Task instructions - The answer must be every entry below, word for word, with the pictures left out.

Input -
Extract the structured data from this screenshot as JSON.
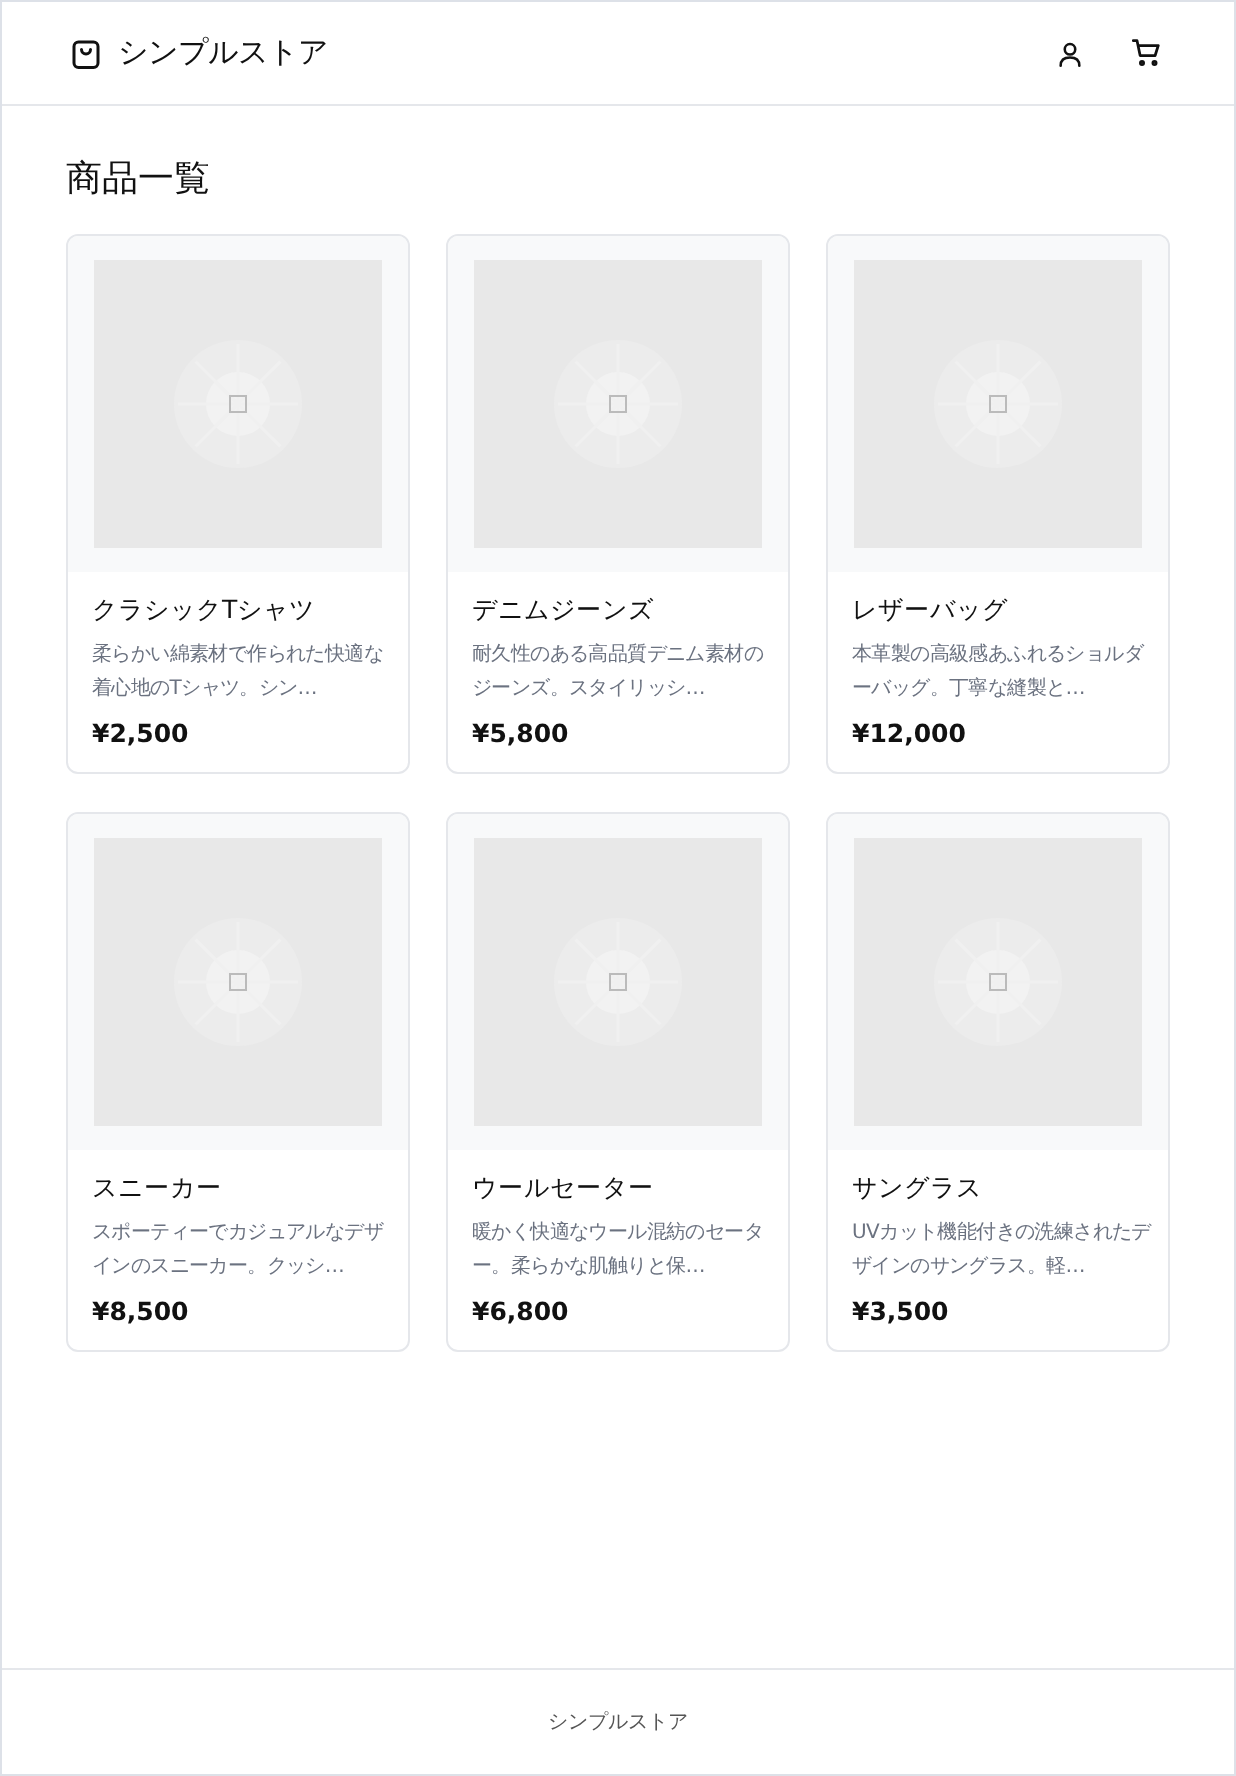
{
  "header": {
    "store_name": "シンプルストア"
  },
  "page_title": "商品一覧",
  "products": [
    {
      "name": "クラシックTシャツ",
      "description": "柔らかい綿素材で作られた快適な着心地のTシャツ。シン…",
      "price": "¥2,500"
    },
    {
      "name": "デニムジーンズ",
      "description": "耐久性のある高品質デニム素材のジーンズ。スタイリッシ…",
      "price": "¥5,800"
    },
    {
      "name": "レザーバッグ",
      "description": "本革製の高級感あふれるショルダーバッグ。丁寧な縫製と…",
      "price": "¥12,000"
    },
    {
      "name": "スニーカー",
      "description": "スポーティーでカジュアルなデザインのスニーカー。クッシ…",
      "price": "¥8,500"
    },
    {
      "name": "ウールセーター",
      "description": "暖かく快適なウール混紡のセーター。柔らかな肌触りと保…",
      "price": "¥6,800"
    },
    {
      "name": "サングラス",
      "description": "UVカット機能付きの洗練されたデザインのサングラス。軽…",
      "price": "¥3,500"
    }
  ],
  "footer": {
    "text": "シンプルストア"
  }
}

Exercise answer -
Extract the structured data from this screenshot as JSON.
{
  "header": {
    "store_name": "シンプルストア"
  },
  "page_title": "商品一覧",
  "products": [
    {
      "name": "クラシックTシャツ",
      "description": "柔らかい綿素材で作られた快適な着心地のTシャツ。シン…",
      "price": "¥2,500"
    },
    {
      "name": "デニムジーンズ",
      "description": "耐久性のある高品質デニム素材のジーンズ。スタイリッシ…",
      "price": "¥5,800"
    },
    {
      "name": "レザーバッグ",
      "description": "本革製の高級感あふれるショルダーバッグ。丁寧な縫製と…",
      "price": "¥12,000"
    },
    {
      "name": "スニーカー",
      "description": "スポーティーでカジュアルなデザインのスニーカー。クッシ…",
      "price": "¥8,500"
    },
    {
      "name": "ウールセーター",
      "description": "暖かく快適なウール混紡のセーター。柔らかな肌触りと保…",
      "price": "¥6,800"
    },
    {
      "name": "サングラス",
      "description": "UVカット機能付きの洗練されたデザインのサングラス。軽…",
      "price": "¥3,500"
    }
  ],
  "footer": {
    "text": "シンプルストア"
  }
}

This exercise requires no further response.